What have I learned so far?

Our projet so far has mainly consisted of data cleaning, data sourcing, database handling, and data propping. Others in the group are currently doing some natural language processing, or spatial analysis.

Data sourcing
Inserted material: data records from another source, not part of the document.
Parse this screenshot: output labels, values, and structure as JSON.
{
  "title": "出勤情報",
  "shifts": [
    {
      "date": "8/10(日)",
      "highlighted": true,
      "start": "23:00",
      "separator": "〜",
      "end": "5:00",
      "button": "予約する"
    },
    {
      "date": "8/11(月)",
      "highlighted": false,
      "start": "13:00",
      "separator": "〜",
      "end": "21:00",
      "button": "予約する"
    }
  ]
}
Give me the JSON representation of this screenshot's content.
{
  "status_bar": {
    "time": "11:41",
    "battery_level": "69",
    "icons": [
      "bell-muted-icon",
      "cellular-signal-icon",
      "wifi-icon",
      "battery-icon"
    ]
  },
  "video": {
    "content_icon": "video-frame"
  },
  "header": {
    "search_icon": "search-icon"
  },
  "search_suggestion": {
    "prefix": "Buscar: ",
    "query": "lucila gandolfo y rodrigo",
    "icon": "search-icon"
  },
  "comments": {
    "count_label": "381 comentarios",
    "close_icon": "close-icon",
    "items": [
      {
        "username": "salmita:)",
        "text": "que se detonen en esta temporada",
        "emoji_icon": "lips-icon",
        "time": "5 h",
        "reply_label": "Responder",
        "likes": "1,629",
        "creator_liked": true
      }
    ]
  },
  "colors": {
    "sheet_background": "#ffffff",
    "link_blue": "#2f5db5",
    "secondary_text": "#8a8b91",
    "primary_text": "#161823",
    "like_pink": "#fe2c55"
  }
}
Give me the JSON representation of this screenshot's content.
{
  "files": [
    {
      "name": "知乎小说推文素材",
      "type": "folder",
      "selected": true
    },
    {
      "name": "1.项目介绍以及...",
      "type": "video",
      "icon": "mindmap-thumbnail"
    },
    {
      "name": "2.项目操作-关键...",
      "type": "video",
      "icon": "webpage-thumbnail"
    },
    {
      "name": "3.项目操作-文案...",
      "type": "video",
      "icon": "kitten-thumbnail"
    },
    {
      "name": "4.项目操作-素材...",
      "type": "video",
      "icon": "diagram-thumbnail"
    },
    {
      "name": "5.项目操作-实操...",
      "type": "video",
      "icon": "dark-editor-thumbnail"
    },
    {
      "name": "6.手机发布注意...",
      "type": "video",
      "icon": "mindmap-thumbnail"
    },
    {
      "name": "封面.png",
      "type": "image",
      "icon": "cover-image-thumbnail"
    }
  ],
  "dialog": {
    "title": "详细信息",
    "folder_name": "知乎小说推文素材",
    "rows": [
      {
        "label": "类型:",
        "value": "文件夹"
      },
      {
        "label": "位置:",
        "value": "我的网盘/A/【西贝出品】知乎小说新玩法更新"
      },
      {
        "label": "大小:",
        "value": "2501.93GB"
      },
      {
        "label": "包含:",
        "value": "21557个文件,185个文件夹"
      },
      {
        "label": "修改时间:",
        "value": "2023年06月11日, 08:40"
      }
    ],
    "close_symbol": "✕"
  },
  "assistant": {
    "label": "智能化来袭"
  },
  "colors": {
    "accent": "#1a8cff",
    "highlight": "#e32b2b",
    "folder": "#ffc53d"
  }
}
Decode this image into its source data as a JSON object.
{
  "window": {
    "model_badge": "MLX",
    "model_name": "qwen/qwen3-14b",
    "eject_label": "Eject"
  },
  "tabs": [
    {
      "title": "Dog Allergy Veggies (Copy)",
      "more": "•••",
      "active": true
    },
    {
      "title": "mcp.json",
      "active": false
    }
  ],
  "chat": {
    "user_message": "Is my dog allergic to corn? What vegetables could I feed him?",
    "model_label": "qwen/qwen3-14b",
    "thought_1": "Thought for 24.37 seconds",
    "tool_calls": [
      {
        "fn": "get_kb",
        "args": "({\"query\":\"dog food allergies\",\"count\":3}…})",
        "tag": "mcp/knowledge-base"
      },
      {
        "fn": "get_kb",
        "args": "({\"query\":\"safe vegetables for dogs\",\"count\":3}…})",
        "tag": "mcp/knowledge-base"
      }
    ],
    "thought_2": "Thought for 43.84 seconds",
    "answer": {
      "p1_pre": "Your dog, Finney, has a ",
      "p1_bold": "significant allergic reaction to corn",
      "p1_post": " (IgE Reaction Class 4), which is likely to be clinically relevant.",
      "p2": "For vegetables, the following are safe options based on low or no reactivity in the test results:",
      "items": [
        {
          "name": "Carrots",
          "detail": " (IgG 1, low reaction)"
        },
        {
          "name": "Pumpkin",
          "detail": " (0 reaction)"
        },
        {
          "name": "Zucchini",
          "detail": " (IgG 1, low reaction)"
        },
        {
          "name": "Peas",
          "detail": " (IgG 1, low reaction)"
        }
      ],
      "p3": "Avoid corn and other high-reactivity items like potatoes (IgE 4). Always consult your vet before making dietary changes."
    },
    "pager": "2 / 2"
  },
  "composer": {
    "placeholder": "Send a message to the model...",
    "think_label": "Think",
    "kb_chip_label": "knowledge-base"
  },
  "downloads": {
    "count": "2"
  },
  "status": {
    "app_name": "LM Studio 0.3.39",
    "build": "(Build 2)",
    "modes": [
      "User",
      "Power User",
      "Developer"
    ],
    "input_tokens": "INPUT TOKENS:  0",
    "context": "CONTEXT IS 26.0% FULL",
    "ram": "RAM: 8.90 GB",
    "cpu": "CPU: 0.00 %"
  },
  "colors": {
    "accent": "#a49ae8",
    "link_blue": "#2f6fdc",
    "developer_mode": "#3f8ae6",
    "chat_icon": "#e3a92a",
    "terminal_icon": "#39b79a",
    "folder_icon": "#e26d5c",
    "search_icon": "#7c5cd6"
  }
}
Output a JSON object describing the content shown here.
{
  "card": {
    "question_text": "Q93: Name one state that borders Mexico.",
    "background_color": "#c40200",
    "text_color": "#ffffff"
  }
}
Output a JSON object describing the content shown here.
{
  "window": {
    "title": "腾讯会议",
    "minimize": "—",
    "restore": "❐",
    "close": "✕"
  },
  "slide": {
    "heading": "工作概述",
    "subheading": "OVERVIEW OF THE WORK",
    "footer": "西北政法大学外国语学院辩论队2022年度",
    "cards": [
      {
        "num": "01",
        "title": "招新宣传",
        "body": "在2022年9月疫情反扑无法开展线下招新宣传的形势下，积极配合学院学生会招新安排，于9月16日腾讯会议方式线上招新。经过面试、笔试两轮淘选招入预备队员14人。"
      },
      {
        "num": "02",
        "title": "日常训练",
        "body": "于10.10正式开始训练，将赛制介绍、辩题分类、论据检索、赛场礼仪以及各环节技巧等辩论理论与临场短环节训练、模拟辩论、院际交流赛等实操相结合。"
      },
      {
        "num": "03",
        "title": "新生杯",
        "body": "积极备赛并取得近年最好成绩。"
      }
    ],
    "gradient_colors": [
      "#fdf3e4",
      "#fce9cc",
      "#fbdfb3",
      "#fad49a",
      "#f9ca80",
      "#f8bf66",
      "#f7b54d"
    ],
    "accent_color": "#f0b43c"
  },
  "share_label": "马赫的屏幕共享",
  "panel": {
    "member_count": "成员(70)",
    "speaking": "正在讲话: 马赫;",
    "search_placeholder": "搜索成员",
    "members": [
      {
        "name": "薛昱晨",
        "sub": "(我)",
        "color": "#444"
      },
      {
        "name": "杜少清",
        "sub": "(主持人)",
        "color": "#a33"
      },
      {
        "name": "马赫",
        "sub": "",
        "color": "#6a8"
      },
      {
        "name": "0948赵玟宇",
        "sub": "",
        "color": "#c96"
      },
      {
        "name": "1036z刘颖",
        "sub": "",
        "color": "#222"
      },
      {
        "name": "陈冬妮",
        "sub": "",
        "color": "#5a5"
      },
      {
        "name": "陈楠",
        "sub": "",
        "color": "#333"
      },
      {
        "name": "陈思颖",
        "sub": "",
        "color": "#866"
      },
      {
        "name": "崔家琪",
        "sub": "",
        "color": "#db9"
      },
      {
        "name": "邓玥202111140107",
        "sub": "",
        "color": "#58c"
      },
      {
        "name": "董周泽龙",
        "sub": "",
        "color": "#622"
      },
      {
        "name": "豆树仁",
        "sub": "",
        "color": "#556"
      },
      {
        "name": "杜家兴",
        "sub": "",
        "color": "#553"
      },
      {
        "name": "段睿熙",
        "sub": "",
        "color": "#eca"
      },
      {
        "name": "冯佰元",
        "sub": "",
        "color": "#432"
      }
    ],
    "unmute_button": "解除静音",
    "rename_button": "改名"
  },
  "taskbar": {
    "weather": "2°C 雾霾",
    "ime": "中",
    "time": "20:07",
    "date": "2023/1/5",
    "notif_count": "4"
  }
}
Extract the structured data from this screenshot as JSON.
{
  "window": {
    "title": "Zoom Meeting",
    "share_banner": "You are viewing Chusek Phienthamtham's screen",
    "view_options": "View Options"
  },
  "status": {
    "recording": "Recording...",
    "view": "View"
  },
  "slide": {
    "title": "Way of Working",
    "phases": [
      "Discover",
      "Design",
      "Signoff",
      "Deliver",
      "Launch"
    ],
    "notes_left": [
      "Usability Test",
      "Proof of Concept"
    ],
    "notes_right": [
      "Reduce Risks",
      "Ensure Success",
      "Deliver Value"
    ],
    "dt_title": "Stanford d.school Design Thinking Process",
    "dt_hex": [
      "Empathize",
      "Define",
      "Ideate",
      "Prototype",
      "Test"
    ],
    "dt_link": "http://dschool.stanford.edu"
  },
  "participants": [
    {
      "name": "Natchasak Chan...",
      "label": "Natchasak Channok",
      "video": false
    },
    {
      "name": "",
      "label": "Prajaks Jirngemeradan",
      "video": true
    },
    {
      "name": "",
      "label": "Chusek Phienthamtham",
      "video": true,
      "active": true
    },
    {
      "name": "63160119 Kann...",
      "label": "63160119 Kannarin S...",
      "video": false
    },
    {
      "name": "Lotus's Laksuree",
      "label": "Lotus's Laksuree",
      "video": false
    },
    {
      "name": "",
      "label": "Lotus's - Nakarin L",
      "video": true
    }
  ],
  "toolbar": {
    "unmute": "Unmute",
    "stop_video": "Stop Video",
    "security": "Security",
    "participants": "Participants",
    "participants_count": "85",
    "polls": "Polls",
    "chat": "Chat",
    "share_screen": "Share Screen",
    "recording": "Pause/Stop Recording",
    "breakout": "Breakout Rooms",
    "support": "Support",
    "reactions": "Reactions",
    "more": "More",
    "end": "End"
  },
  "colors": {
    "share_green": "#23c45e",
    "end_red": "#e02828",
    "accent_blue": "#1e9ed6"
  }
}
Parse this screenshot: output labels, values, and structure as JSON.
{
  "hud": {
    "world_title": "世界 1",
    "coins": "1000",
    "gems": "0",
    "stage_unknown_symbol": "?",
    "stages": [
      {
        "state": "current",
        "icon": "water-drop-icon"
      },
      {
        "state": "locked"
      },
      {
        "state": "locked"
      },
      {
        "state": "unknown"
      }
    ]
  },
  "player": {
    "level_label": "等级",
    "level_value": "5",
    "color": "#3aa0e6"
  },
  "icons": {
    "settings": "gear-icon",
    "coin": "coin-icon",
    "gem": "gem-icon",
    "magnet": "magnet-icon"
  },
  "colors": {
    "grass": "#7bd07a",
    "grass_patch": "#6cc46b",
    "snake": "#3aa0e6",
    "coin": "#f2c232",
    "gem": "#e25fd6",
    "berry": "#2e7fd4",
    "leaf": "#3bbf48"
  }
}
I’ve managed to source data from a Facebook page (using their API), Twitter (with twitter search API and Twitter API), and a forum (using scrapy).
Interestingly, a Facebook page has the same structure than a forum: multiple posts, each of them having comments; a bit like a tree. At first I found it hard to get the hang of the step order and loops to walk through each post, its comments, and going to the next post. At some point I was reopening the file storing comments and erasing all data in! Anyway, I managed something mostly satisfactory and hope to have learned for next time.
With Twitter I learned a lot about ‘waiting’ since we cannot scrape that much data.. it took my computer 2 days to scrape 50k followers.
With the forum, I sharpened again my xpath skills, which is really good to be able to extract info from structured pages such as html and xml documents.
I’m also becoming a master at using command lines to merge CSV files, merge Excel sheets into one, and generally mess things around. The day I sent a file into a non-existing folder is way behind me (what happened to that file? it went into nothingness apparently..)

Data cleaning

We had data of different formats, especially text, but also dates and phone numbers. Some dates were not entered in a recognised format so we had to transform it: e.g. 20061203.0 for 3rd March 2006. I managed to clean it out so pandas could read it as a date. The phone numbers were largely unconsistent, not just because some used a space, a dash, or dots, but also the country code as +44, +44 (0), or 0044. Worst was “Lancs 12345” to indicate Lancashire prefix followed with 12345. huh. Serioulously. Many were stored this way.

Database handling

So far I had mainly used MySQL to stored data and iteract with it in PHP and SQL. This time we used sqlite, and we query it from python. That’s really handy, since we have 2Gb csv files. We also used draw.io to draw the database structure in a collaborative way.
Now that the data is mostly clean, we can finally query it!